Olé! Wanda Barcelona’s ‘Fantastico’ Celebrates ICFF, Language of the Fan

The W New York Hotel Union Square helped ICFF celebrate its 25th anniversary with an exotic installation imported from Spain. We equipped writer Nancy Lazarus with castanets and sent her out into the sultry night.

(Photos courtesy W Hotel Union Square)

Wanda Barcelona is heading back to Spain with many new fans. The design firm, which specializes in “paper dreams, ephemeral architecture, and creative spaces,” created “Fantastico” (above) for display at the W New York Union Square during ICFF. The enormous yet graceful wooden fan with intricate paper cutouts celebrated the history of furniture design, the Spanish “language of the hand fan,” and the recently completed renovation of the W hotel property.

During a Monday evening event at the hotel, the trio from Wanda Barcelona (below) was on hand to shed light on their fantasy construction, created with the support of Interiors from Spain. Inti Velez, the firm’s architect, said the fan structure was inspired by the way “high-society Spanish girls used to communicate with their lovers during Spanish colonial times.” For example, fanning very quickly meant they were engaged. Velez noted that it reminds him of today’s rapid text-message exchanges.

The name “Fantastico” not only conveys hand fans and fantasy, but also translates well into English, Spanish, and other Romance languages, noted Dani Mancini, the firm’s designer. He said they used white along with gold accents to “capture the feeling of elegance and to fit well into the new décor of the W Hotel’s lobby.”

From left, Inti Velez, Iris Joval, and Dani Mancini of Wanda Barcelona.

The fan contained 6,000 cutouts in 11 different designs.
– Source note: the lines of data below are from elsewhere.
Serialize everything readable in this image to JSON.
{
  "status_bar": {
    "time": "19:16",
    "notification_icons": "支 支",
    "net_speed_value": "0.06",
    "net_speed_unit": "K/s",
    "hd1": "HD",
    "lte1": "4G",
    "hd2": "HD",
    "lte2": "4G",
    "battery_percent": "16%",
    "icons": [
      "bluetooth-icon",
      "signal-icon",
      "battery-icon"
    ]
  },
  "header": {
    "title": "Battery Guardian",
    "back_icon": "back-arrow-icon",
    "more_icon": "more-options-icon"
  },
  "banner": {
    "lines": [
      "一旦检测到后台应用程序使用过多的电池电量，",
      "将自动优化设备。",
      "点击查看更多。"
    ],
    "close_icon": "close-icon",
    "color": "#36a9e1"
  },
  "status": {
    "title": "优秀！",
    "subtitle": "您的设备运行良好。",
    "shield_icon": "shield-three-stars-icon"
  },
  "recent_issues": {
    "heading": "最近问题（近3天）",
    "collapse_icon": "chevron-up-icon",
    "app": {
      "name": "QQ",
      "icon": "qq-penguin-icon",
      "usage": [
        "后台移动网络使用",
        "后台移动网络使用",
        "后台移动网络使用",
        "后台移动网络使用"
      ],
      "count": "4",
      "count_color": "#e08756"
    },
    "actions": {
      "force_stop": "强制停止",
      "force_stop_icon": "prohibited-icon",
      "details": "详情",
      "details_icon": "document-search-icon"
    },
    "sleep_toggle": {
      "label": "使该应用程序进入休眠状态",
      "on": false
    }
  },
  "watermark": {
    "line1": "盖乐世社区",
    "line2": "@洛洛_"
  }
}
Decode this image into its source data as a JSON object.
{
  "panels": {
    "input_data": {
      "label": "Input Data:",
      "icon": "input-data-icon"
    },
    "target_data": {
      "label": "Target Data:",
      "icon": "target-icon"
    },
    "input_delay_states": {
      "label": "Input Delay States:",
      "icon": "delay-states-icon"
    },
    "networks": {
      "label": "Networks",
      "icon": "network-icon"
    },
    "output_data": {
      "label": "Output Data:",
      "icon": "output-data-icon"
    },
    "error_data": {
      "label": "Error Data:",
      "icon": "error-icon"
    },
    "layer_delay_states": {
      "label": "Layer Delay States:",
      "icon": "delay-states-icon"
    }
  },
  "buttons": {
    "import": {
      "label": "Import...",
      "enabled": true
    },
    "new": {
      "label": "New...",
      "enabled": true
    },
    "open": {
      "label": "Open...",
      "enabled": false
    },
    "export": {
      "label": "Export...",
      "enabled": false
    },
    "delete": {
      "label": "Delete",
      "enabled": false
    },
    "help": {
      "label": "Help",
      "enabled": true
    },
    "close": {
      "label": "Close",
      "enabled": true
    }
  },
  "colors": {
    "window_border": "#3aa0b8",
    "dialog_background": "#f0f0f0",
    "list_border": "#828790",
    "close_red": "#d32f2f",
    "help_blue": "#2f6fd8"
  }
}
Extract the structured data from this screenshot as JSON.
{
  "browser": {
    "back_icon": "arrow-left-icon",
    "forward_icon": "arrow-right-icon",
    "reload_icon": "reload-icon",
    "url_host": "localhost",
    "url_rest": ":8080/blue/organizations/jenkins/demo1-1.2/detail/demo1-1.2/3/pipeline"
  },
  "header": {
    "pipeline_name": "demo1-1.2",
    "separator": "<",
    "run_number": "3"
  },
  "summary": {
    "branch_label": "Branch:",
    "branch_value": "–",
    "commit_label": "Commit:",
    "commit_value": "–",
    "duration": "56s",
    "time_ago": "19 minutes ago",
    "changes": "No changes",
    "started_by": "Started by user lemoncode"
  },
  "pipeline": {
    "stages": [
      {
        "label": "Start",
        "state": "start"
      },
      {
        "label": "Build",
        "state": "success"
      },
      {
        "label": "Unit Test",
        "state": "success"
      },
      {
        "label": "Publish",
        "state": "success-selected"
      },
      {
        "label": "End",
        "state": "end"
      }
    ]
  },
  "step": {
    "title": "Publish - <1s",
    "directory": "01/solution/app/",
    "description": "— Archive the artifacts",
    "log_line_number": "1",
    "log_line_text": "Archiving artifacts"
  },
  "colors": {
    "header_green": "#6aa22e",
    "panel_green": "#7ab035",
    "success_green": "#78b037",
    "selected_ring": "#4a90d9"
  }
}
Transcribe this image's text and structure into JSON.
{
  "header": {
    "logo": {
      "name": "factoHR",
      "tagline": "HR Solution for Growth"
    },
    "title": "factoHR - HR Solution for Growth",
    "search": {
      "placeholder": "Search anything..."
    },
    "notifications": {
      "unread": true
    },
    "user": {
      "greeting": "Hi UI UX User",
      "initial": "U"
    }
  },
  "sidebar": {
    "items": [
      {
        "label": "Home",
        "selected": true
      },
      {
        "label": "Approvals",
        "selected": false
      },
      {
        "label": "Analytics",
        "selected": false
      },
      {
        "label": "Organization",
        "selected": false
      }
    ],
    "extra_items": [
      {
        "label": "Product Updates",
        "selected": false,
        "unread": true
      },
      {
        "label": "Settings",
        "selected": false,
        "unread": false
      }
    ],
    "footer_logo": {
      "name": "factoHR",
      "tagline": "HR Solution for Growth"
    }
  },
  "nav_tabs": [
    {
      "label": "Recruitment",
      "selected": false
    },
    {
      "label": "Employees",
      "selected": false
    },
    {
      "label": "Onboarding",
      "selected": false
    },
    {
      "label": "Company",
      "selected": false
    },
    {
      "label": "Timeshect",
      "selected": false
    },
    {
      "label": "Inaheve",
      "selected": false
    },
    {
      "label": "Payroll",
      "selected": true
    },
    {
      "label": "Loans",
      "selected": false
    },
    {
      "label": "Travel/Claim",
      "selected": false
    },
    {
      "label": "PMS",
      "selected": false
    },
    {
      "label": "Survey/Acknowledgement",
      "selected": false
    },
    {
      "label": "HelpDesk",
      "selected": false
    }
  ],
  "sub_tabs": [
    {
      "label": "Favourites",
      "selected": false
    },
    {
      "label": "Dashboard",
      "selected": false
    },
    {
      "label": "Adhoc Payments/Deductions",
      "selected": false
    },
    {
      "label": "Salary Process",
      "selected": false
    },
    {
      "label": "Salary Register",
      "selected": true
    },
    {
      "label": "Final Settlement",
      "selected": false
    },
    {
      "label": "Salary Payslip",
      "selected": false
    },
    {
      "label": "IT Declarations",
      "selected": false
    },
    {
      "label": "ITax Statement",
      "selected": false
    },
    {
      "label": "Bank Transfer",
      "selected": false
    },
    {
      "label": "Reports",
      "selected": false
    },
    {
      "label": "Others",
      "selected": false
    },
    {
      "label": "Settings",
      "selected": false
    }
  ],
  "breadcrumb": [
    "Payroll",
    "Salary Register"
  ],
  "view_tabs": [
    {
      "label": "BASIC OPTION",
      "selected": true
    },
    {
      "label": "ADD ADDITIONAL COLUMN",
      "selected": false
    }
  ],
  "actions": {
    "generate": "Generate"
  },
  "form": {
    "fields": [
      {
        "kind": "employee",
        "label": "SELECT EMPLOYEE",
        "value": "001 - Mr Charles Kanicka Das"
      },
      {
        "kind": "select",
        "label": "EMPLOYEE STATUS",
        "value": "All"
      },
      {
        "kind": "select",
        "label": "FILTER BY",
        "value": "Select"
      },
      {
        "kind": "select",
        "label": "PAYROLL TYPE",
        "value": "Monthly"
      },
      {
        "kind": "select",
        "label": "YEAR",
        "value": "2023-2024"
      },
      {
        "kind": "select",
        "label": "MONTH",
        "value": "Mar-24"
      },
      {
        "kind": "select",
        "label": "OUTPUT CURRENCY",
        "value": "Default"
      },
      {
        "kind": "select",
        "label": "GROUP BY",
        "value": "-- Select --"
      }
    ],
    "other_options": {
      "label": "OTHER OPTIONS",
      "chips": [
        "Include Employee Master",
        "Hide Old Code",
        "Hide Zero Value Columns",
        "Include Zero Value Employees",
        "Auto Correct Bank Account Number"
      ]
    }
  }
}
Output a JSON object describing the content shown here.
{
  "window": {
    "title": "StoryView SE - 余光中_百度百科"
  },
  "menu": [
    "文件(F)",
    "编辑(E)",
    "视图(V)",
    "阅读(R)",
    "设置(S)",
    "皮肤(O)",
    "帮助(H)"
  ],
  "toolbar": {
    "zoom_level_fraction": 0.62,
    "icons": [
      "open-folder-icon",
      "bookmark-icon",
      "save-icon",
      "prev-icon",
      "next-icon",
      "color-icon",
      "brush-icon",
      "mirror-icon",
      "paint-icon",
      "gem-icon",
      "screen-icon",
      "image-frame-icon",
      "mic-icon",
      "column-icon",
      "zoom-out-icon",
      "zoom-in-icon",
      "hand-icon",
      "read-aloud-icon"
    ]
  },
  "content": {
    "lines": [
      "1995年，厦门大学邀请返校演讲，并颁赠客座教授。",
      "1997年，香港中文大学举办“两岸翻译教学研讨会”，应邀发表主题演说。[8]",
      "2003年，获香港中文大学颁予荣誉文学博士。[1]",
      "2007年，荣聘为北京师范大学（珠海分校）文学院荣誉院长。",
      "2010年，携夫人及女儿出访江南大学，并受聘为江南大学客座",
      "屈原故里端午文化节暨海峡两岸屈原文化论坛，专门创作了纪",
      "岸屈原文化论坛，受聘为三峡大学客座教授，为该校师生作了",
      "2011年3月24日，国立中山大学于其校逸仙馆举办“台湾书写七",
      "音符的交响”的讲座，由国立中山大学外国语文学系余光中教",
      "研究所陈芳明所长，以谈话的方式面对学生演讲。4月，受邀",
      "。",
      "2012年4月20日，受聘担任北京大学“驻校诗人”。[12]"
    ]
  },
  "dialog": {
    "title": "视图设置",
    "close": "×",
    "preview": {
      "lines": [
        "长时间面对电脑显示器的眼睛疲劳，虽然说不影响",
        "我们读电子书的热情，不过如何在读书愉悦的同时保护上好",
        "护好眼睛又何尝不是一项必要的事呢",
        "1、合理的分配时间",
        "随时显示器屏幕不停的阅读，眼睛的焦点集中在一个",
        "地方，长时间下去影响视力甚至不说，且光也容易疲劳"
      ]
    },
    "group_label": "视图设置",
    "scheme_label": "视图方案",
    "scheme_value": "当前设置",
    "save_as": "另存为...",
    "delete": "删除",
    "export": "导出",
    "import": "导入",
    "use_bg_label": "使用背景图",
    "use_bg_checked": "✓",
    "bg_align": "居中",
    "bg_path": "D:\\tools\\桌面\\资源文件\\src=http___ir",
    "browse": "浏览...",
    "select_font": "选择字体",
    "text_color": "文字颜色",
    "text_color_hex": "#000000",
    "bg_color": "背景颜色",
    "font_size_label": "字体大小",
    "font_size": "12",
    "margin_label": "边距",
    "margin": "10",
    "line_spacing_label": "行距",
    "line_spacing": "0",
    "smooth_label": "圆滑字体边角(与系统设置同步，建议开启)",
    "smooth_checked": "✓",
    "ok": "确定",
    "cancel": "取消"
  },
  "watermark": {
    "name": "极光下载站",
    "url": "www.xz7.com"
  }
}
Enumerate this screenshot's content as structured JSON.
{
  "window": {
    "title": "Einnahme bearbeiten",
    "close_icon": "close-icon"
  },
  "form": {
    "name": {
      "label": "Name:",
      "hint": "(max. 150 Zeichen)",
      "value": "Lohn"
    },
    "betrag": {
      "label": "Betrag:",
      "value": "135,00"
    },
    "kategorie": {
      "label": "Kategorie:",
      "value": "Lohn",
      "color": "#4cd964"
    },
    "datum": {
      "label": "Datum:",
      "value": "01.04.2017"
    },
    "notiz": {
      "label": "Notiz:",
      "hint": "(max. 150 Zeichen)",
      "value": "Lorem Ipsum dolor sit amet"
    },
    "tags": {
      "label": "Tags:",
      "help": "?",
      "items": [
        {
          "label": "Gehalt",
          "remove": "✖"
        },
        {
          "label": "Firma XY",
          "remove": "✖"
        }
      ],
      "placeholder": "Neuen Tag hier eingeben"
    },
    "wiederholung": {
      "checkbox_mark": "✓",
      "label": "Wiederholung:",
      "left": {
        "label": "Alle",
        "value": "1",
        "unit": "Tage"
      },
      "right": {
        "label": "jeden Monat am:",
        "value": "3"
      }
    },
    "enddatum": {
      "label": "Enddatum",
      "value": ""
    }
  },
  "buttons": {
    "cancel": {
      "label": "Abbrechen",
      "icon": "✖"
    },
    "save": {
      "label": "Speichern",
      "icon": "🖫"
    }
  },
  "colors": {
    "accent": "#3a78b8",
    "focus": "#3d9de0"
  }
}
Those included “classic and contemporary furniture such as chairs and lamps, as well as Lladro-inspired patterns,” said Iris Joval, the firm’s artist. “Fantastico” took over a month to design and fabricate, using drawings and 3D imaging, Mancini added.

Though the installation was temporary, it will live on through social media platforms such as Facebook and Instagram, where some gestures from the language of the fan would fit right in: holding the fan with the right hand in front of the face means “follow me,” and leaving the fan hanging means “we will continue to be friends.” Unfortunately there’s no official hand-fan signal to request that the piece remain on view longer.

Nancy Lazarus’s last contribution to UnBeige explored Imran Qureshi’s rooftop installation at the Metropolitan Museum of Art. Learn more about her at www.NL3Media.com.